**Brief:** Quote all lines below exactly. Images stay out.

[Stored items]
┄┄┄┄┄┄┄┄┄┄┄┄┄┄┄┄┄┄┄┄

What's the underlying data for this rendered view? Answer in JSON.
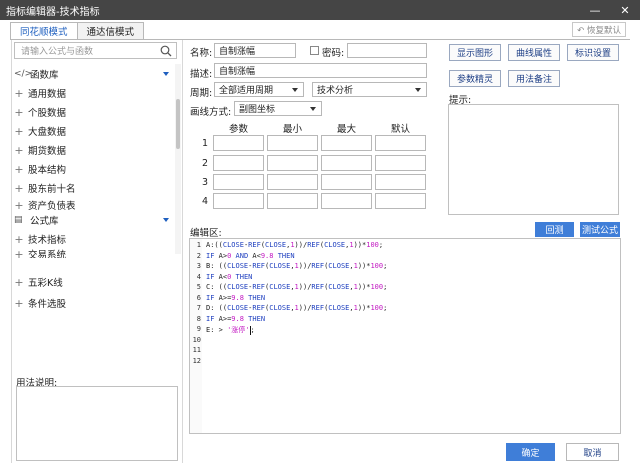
{
  "window": {
    "title": "指标编辑器-技术指标",
    "minimize": "—",
    "close": "✕"
  },
  "tabs": [
    {
      "label": "同花顺模式"
    },
    {
      "label": "通达信模式"
    }
  ],
  "restore_default": "↶ 恢复默认",
  "search": {
    "placeholder": "请输入公式与函数",
    "icon": "search-icon"
  },
  "tree": [
    {
      "label": "函数库",
      "glyph": "</>"
    },
    {
      "label": "通用数据"
    },
    {
      "label": "个股数据"
    },
    {
      "label": "大盘数据"
    },
    {
      "label": "期货数据"
    },
    {
      "label": "股本结构"
    },
    {
      "label": "股东前十名"
    },
    {
      "label": "资产负债表"
    },
    {
      "label": "公式库",
      "glyph": "▤"
    },
    {
      "label": "技术指标"
    },
    {
      "label": "交易系统"
    },
    {
      "label": "五彩K线"
    },
    {
      "label": "条件选股"
    }
  ],
  "usage_label": "用法说明:",
  "form": {
    "name_label": "名称:",
    "name_value": "自制涨幅",
    "password_label": "密码:",
    "desc_label": "描述:",
    "desc_value": "自制涨幅",
    "period_label": "周期:",
    "period_value": "全部适用周期",
    "category_value": "技术分析",
    "draw_label": "画线方式:",
    "draw_value": "副图坐标"
  },
  "params": {
    "headers": [
      "参数",
      "最小",
      "最大",
      "默认"
    ],
    "rows": [
      "1",
      "2",
      "3",
      "4"
    ]
  },
  "right_buttons": [
    "显示图形",
    "曲线属性",
    "标识设置",
    "参数精灵",
    "用法备注"
  ],
  "hint_label": "提示:",
  "editor": {
    "label": "编辑区:",
    "back_button": "回测",
    "test_button": "测试公式",
    "line_numbers": [
      "1",
      "2",
      "3",
      "4",
      "5",
      "6",
      "7",
      "8",
      "9",
      "10",
      "11",
      "12"
    ]
  },
  "ok_button": "确定",
  "cancel_button": "取消"
}
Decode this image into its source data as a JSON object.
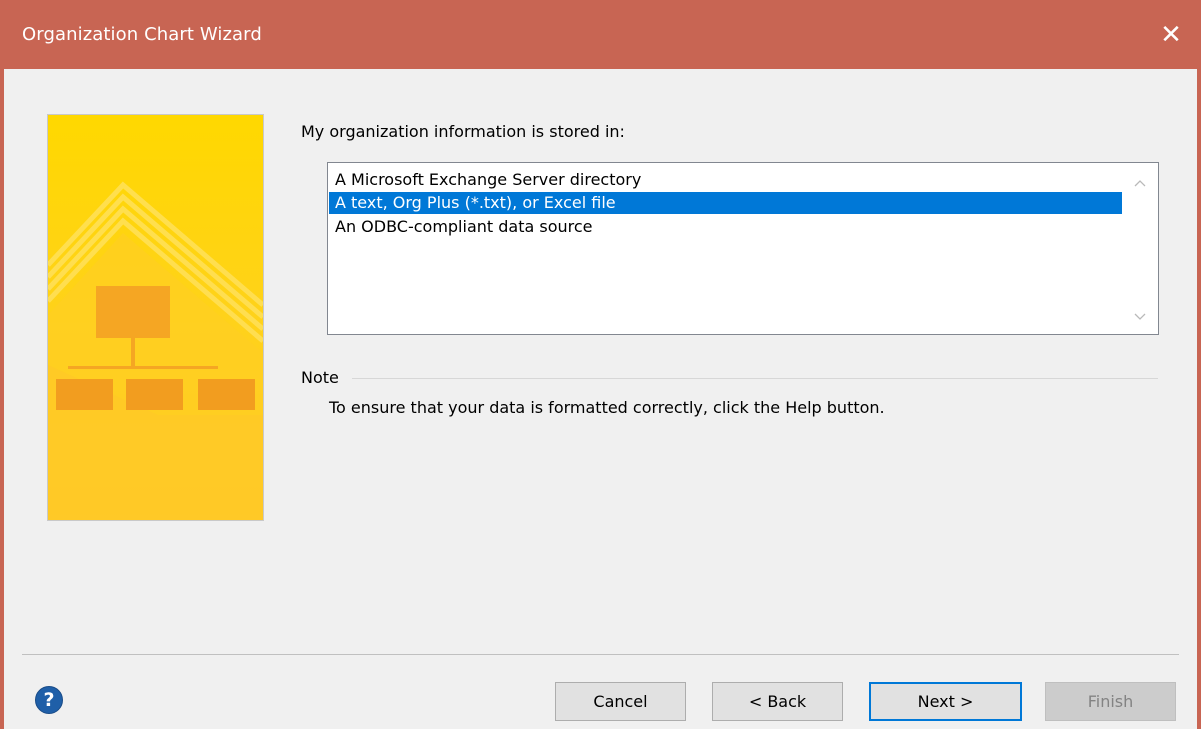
{
  "window": {
    "title": "Organization Chart Wizard",
    "close_glyph": "✕"
  },
  "main": {
    "prompt": "My organization information is stored in:",
    "options": [
      "A Microsoft Exchange Server directory",
      "A text, Org Plus (*.txt), or Excel file",
      "An ODBC-compliant data source"
    ],
    "selected_option": "A text, Org Plus (*.txt), or Excel file",
    "note_heading": "Note",
    "note_text": "To ensure that your data is formatted correctly, click the Help button."
  },
  "footer": {
    "help_glyph": "?",
    "cancel_label": "Cancel",
    "back_label": "< Back",
    "next_label": "Next >",
    "finish_label": "Finish"
  },
  "icons": {
    "close": "close-icon",
    "help": "help-icon",
    "scroll_up": "chevron-up-icon",
    "scroll_down": "chevron-down-icon"
  },
  "colors": {
    "titlebar": "#c86553",
    "selection": "#0078d7",
    "art_yellow": "#ffd21a",
    "art_orange": "#f4a320"
  }
}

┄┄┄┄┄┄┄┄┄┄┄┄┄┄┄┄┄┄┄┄

**Result for this task:**
What's the underlying data for this rendered view? Answer in JSON.
{
  "window": {
    "title": "指标编辑器-技术指标",
    "minimize": "—",
    "close": "✕"
  },
  "tabs": [
    {
      "label": "同花顺模式"
    },
    {
      "label": "通达信模式"
    }
  ],
  "restore_default": "↶ 恢复默认",
  "search": {
    "placeholder": "请输入公式与函数",
    "icon": "search-icon"
  },
  "tree": [
    {
      "label": "函数库",
      "glyph": "</>"
    },
    {
      "label": "通用数据"
    },
    {
      "label": "个股数据"
    },
    {
      "label": "大盘数据"
    },
    {
      "label": "期货数据"
    },
    {
      "label": "股本结构"
    },
    {
      "label": "股东前十名"
    },
    {
      "label": "资产负债表"
    },
    {
      "label": "公式库",
      "glyph": "▤"
    },
    {
      "label": "技术指标"
    },
    {
      "label": "交易系统"
    },
    {
      "label": "五彩K线"
    },
    {
      "label": "条件选股"
    }
  ],
  "usage_label": "用法说明:",
  "form": {
    "name_label": "名称:",
    "name_value": "自制涨幅",
    "password_label": "密码:",
    "desc_label": "描述:",
    "desc_value": "自制涨幅",
    "period_label": "周期:",
    "period_value": "全部适用周期",
    "category_value": "技术分析",
    "draw_label": "画线方式:",
    "draw_value": "副图坐标"
  },
  "params": {
    "headers": [
      "参数",
      "最小",
      "最大",
      "默认"
    ],
    "rows": [
      "1",
      "2",
      "3",
      "4"
    ]
  },
  "right_buttons": [
    "显示图形",
    "曲线属性",
    "标识设置",
    "参数精灵",
    "用法备注"
  ],
  "hint_label": "提示:",
  "editor": {
    "label": "编辑区:",
    "back_button": "回测",
    "test_button": "测试公式",
    "line_numbers": [
      "1",
      "2",
      "3",
      "4",
      "5",
      "6",
      "7",
      "8",
      "9",
      "10",
      "11",
      "12"
    ]
  },
  "ok_button": "确定",
  "cancel_button": "取消"
}
Decode this image into its source data as a JSON object.
{
  "window": {
    "title": "Organization Chart Wizard",
    "close_glyph": "✕"
  },
  "main": {
    "prompt": "My organization information is stored in:",
    "options": [
      "A Microsoft Exchange Server directory",
      "A text, Org Plus (*.txt), or Excel file",
      "An ODBC-compliant data source"
    ],
    "selected_option": "A text, Org Plus (*.txt), or Excel file",
    "note_heading": "Note",
    "note_text": "To ensure that your data is formatted correctly, click the Help button."
  },
  "footer": {
    "help_glyph": "?",
    "cancel_label": "Cancel",
    "back_label": "< Back",
    "next_label": "Next >",
    "finish_label": "Finish"
  },
  "icons": {
    "close": "close-icon",
    "help": "help-icon",
    "scroll_up": "chevron-up-icon",
    "scroll_down": "chevron-down-icon"
  },
  "colors": {
    "titlebar": "#c86553",
    "selection": "#0078d7",
    "art_yellow": "#ffd21a",
    "art_orange": "#f4a320"
  }
}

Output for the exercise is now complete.